### DATA FOR THIS EXERCISE
--------------------------------------------------
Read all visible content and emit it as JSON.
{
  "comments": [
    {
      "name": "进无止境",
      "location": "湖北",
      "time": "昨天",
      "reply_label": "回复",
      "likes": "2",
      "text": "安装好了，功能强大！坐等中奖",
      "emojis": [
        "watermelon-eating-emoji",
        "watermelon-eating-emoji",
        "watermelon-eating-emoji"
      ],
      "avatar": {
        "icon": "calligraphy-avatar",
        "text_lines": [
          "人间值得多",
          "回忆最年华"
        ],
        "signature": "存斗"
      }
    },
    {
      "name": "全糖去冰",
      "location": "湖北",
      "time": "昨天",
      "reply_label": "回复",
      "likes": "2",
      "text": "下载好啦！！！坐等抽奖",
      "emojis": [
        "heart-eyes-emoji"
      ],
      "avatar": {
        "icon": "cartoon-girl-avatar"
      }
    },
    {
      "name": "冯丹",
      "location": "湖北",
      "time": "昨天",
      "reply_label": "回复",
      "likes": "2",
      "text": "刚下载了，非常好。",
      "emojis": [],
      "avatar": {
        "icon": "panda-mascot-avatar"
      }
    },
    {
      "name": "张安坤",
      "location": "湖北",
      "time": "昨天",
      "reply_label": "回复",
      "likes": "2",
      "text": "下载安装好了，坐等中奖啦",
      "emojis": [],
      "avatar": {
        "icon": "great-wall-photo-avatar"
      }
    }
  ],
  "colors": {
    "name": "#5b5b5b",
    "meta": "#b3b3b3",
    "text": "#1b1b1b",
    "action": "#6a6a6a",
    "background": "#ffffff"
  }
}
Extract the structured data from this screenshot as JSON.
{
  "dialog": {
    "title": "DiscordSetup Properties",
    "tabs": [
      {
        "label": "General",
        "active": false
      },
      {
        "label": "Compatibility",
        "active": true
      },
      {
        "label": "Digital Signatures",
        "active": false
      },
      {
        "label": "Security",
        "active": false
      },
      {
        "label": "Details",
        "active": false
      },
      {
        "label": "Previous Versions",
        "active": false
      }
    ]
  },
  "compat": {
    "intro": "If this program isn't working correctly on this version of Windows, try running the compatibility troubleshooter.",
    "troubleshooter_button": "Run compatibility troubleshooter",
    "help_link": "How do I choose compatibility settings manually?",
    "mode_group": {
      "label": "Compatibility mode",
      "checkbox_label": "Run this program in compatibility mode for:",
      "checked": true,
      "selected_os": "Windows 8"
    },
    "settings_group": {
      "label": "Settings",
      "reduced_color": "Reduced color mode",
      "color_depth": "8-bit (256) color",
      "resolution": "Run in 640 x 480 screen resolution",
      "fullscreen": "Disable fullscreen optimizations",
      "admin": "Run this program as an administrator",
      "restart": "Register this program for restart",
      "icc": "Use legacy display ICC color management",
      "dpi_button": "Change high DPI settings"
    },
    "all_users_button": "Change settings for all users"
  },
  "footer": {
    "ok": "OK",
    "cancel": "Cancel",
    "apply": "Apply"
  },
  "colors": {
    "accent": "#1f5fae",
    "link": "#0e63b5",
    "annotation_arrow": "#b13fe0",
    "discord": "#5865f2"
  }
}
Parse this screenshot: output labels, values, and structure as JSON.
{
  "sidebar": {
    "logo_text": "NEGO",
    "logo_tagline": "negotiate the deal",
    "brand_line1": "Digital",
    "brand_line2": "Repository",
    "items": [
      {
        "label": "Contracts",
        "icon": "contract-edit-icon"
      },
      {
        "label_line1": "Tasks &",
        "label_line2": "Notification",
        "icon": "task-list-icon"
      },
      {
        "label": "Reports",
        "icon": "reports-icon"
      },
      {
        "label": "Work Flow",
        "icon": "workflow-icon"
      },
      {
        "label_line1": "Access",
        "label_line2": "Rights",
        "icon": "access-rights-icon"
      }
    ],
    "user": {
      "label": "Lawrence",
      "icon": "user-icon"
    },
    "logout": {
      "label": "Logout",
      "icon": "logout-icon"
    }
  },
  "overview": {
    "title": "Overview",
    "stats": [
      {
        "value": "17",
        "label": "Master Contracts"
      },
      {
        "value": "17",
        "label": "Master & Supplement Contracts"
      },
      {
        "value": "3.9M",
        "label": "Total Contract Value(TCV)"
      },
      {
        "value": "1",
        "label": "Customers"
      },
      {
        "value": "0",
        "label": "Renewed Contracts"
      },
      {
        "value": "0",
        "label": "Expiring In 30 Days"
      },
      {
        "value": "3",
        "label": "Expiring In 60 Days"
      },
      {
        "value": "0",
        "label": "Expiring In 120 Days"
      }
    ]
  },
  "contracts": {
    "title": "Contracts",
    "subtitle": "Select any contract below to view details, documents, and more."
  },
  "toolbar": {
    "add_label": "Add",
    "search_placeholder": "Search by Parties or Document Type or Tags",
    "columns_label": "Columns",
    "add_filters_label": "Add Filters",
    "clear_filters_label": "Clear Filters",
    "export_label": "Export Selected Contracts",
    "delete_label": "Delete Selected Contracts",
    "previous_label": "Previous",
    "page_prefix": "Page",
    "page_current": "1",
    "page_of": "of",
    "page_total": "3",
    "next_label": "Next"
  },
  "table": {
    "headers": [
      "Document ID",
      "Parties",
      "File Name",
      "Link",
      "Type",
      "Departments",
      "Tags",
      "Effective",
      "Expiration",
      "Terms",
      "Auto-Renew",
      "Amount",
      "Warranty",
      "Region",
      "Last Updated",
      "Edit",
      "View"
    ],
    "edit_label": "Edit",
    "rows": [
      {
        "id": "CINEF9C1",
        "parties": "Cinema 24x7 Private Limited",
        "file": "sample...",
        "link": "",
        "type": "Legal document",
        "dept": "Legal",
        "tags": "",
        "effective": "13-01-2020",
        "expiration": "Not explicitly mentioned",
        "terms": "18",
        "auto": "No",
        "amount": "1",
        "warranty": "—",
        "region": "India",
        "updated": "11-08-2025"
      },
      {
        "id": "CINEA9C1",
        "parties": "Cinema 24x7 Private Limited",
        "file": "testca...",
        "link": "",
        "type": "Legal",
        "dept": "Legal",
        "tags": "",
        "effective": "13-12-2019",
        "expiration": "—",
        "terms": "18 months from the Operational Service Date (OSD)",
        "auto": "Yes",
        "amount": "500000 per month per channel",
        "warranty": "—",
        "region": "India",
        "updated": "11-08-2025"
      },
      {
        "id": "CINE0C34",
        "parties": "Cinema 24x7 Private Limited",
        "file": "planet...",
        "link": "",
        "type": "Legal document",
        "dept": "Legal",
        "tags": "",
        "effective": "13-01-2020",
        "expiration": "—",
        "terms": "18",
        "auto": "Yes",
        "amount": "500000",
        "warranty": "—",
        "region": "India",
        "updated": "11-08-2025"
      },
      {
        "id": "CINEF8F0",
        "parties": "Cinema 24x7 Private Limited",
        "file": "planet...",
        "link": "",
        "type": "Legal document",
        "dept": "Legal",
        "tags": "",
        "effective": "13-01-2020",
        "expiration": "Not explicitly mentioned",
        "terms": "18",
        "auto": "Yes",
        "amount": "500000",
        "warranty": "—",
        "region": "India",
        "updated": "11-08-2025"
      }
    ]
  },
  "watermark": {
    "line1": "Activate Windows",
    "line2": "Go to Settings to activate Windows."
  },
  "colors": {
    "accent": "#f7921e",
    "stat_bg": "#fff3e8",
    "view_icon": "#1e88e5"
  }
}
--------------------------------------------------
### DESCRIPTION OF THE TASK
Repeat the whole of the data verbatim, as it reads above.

### ANSWER SECTION
Read all visible content and emit it as JSON.
{
  "comments": [
    {
      "name": "进无止境",
      "location": "湖北",
      "time": "昨天",
      "reply_label": "回复",
      "likes": "2",
      "text": "安装好了，功能强大！坐等中奖",
      "emojis": [
        "watermelon-eating-emoji",
        "watermelon-eating-emoji",
        "watermelon-eating-emoji"
      ],
      "avatar": {
        "icon": "calligraphy-avatar",
        "text_lines": [
          "人间值得多",
          "回忆最年华"
        ],
        "signature": "存斗"
      }
    },
    {
      "name": "全糖去冰",
      "location": "湖北",
      "time": "昨天",
      "reply_label": "回复",
      "likes": "2",
      "text": "下载好啦！！！坐等抽奖",
      "emojis": [
        "heart-eyes-emoji"
      ],
      "avatar": {
        "icon": "cartoon-girl-avatar"
      }
    },
    {
      "name": "冯丹",
      "location": "湖北",
      "time": "昨天",
      "reply_label": "回复",
      "likes": "2",
      "text": "刚下载了，非常好。",
      "emojis": [],
      "avatar": {
        "icon": "panda-mascot-avatar"
      }
    },
    {
      "name": "张安坤",
      "location": "湖北",
      "time": "昨天",
      "reply_label": "回复",
      "likes": "2",
      "text": "下载安装好了，坐等中奖啦",
      "emojis": [],
      "avatar": {
        "icon": "great-wall-photo-avatar"
      }
    }
  ],
  "colors": {
    "name": "#5b5b5b",
    "meta": "#b3b3b3",
    "text": "#1b1b1b",
    "action": "#6a6a6a",
    "background": "#ffffff"
  }
}
Extract the structured data from this screenshot as JSON.
{
  "dialog": {
    "title": "DiscordSetup Properties",
    "tabs": [
      {
        "label": "General",
        "active": false
      },
      {
        "label": "Compatibility",
        "active": true
      },
      {
        "label": "Digital Signatures",
        "active": false
      },
      {
        "label": "Security",
        "active": false
      },
      {
        "label": "Details",
        "active": false
      },
      {
        "label": "Previous Versions",
        "active": false
      }
    ]
  },
  "compat": {
    "intro": "If this program isn't working correctly on this version of Windows, try running the compatibility troubleshooter.",
    "troubleshooter_button": "Run compatibility troubleshooter",
    "help_link": "How do I choose compatibility settings manually?",
    "mode_group": {
      "label": "Compatibility mode",
      "checkbox_label": "Run this program in compatibility mode for:",
      "checked": true,
      "selected_os": "Windows 8"
    },
    "settings_group": {
      "label": "Settings",
      "reduced_color": "Reduced color mode",
      "color_depth": "8-bit (256) color",
      "resolution": "Run in 640 x 480 screen resolution",
      "fullscreen": "Disable fullscreen optimizations",
      "admin": "Run this program as an administrator",
      "restart": "Register this program for restart",
      "icc": "Use legacy display ICC color management",
      "dpi_button": "Change high DPI settings"
    },
    "all_users_button": "Change settings for all users"
  },
  "footer": {
    "ok": "OK",
    "cancel": "Cancel",
    "apply": "Apply"
  },
  "colors": {
    "accent": "#1f5fae",
    "link": "#0e63b5",
    "annotation_arrow": "#b13fe0",
    "discord": "#5865f2"
  }
}
Parse this screenshot: output labels, values, and structure as JSON.
{
  "sidebar": {
    "logo_text": "NEGO",
    "logo_tagline": "negotiate the deal",
    "brand_line1": "Digital",
    "brand_line2": "Repository",
    "items": [
      {
        "label": "Contracts",
        "icon": "contract-edit-icon"
      },
      {
        "label_line1": "Tasks &",
        "label_line2": "Notification",
        "icon": "task-list-icon"
      },
      {
        "label": "Reports",
        "icon": "reports-icon"
      },
      {
        "label": "Work Flow",
        "icon": "workflow-icon"
      },
      {
        "label_line1": "Access",
        "label_line2": "Rights",
        "icon": "access-rights-icon"
      }
    ],
    "user": {
      "label": "Lawrence",
      "icon": "user-icon"
    },
    "logout": {
      "label": "Logout",
      "icon": "logout-icon"
    }
  },
  "overview": {
    "title": "Overview",
    "stats": [
      {
        "value": "17",
        "label": "Master Contracts"
      },
      {
        "value": "17",
        "label": "Master & Supplement Contracts"
      },
      {
        "value": "3.9M",
        "label": "Total Contract Value(TCV)"
      },
      {
        "value": "1",
        "label": "Customers"
      },
      {
        "value": "0",
        "label": "Renewed Contracts"
      },
      {
        "value": "0",
        "label": "Expiring In 30 Days"
      },
      {
        "value": "3",
        "label": "Expiring In 60 Days"
      },
      {
        "value": "0",
        "label": "Expiring In 120 Days"
      }
    ]
  },
  "contracts": {
    "title": "Contracts",
    "subtitle": "Select any contract below to view details, documents, and more."
  },
  "toolbar": {
    "add_label": "Add",
    "search_placeholder": "Search by Parties or Document Type or Tags",
    "columns_label": "Columns",
    "add_filters_label": "Add Filters",
    "clear_filters_label": "Clear Filters",
    "export_label": "Export Selected Contracts",
    "delete_label": "Delete Selected Contracts",
    "previous_label": "Previous",
    "page_prefix": "Page",
    "page_current": "1",
    "page_of": "of",
    "page_total": "3",
    "next_label": "Next"
  },
  "table": {
    "headers": [
      "Document ID",
      "Parties",
      "File Name",
      "Link",
      "Type",
      "Departments",
      "Tags",
      "Effective",
      "Expiration",
      "Terms",
      "Auto-Renew",
      "Amount",
      "Warranty",
      "Region",
      "Last Updated",
      "Edit",
      "View"
    ],
    "edit_label": "Edit",
    "rows": [
      {
        "id": "CINEF9C1",
        "parties": "Cinema 24x7 Private Limited",
        "file": "sample...",
        "link": "",
        "type": "Legal document",
        "dept": "Legal",
        "tags": "",
        "effective": "13-01-2020",
        "expiration": "Not explicitly mentioned",
        "terms": "18",
        "auto": "No",
        "amount": "1",
        "warranty": "—",
        "region": "India",
        "updated": "11-08-2025"
      },
      {
        "id": "CINEA9C1",
        "parties": "Cinema 24x7 Private Limited",
        "file": "testca...",
        "link": "",
        "type": "Legal",
        "dept": "Legal",
        "tags": "",
        "effective": "13-12-2019",
        "expiration": "—",
        "terms": "18 months from the Operational Service Date (OSD)",
        "auto": "Yes",
        "amount": "500000 per month per channel",
        "warranty": "—",
        "region": "India",
        "updated": "11-08-2025"
      },
      {
        "id": "CINE0C34",
        "parties": "Cinema 24x7 Private Limited",
        "file": "planet...",
        "link": "",
        "type": "Legal document",
        "dept": "Legal",
        "tags": "",
        "effective": "13-01-2020",
        "expiration": "—",
        "terms": "18",
        "auto": "Yes",
        "amount": "500000",
        "warranty": "—",
        "region": "India",
        "updated": "11-08-2025"
      },
      {
        "id": "CINEF8F0",
        "parties": "Cinema 24x7 Private Limited",
        "file": "planet...",
        "link": "",
        "type": "Legal document",
        "dept": "Legal",
        "tags": "",
        "effective": "13-01-2020",
        "expiration": "Not explicitly mentioned",
        "terms": "18",
        "auto": "Yes",
        "amount": "500000",
        "warranty": "—",
        "region": "India",
        "updated": "11-08-2025"
      }
    ]
  },
  "watermark": {
    "line1": "Activate Windows",
    "line2": "Go to Settings to activate Windows."
  },
  "colors": {
    "accent": "#f7921e",
    "stat_bg": "#fff3e8",
    "view_icon": "#1e88e5"
  }
}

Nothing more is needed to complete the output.